Social responsibility and commitment to the environment are no longer asked of businesses, they are expected. The triple bottom line – dedication to giving back socially, environmentally, and fiscally – provides a guideline for business leaders to practice corporate responsibility. When businesses do well financially, it’s important that they do good in their community on both the social and environmental levels.  


With minority groups expanding in the U.S., businesses must adopt an inclusivity-first mindset. Only 42% of diversity programs are advocated by the CEO, top leadership, or human resources according to the Society for Human Resource Management. While prioritizing diversity is the first step, businesses must also create an inclusive environment for employees in order to retain diverse talent.  

When it comes to climate change, focus on issues such as plastic straws hoard media and public attention. In reality, individuals impact climate change on a much smaller scale than big business. The U.S. currently generates the most waste out of every country in the world, despite comprising only 5% of its population. To make lasting change, legislation is necessary to encourage sustainable environmental practices.  

Chairman and CEO of Ideal Group, Frank Venegas Jr., made it his mission to strengthen the Southwest community in Detroit by investing in education and neighborhood projects. With a growing number of businesses following suit, corporate sustainability is becoming the new norm.   

This issue exemplifies how businesses can be a force for good by setting a precedent for other companies to follow, ultimately improving the business community and region overall. When thinking about business, taking an ethical approach is not enough anymore. Companies have the power to better their community and environment, and it’s time to act on it for future generations. 


First coined by business author and serial entrepreneur John Elkington, the concept explains that when businesses measure success on social and environmental goals equally as they do on fiscal goals, the business will achieve true sustainability and longevity for the region and the planet. 8 

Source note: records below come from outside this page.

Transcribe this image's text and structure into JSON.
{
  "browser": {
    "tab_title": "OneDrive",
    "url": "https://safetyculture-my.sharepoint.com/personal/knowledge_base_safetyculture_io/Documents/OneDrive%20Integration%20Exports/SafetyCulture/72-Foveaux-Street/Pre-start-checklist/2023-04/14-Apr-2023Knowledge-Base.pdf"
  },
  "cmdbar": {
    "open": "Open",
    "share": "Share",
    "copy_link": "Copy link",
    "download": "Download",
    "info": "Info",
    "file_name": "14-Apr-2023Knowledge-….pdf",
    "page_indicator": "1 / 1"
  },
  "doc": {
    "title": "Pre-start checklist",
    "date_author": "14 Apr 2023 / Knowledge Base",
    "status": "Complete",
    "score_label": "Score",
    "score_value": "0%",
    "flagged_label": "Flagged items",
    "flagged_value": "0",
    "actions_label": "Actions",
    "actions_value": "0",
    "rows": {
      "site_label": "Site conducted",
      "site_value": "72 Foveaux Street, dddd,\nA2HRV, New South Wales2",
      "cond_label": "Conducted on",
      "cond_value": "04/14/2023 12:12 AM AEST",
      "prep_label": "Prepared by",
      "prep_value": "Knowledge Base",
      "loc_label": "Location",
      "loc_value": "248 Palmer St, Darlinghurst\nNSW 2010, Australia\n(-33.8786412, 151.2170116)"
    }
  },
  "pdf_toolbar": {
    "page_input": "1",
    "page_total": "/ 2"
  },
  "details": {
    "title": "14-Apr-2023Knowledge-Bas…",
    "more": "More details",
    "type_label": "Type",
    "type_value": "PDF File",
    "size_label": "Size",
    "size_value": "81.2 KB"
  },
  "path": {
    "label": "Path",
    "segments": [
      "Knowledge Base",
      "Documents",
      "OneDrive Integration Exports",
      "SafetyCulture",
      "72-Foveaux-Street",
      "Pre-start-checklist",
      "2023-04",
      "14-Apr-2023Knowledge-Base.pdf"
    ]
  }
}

Q: Why is it important for the Michigan business community to implement the triple bottom line framework?  

A: The business community has incredible strength to create value in our communities and to change lives. When we think long term, social and environmental factors — like people and planet come into focus. With a triple bottom line framework, we are able to see all stakeholders, not just shareholders. Intention matters and if we are intentional about envisioning the future, we will find ourselves in a better place as a region.

Christina L. Keller

President and CEO,
Cascade Engineering Family of Companies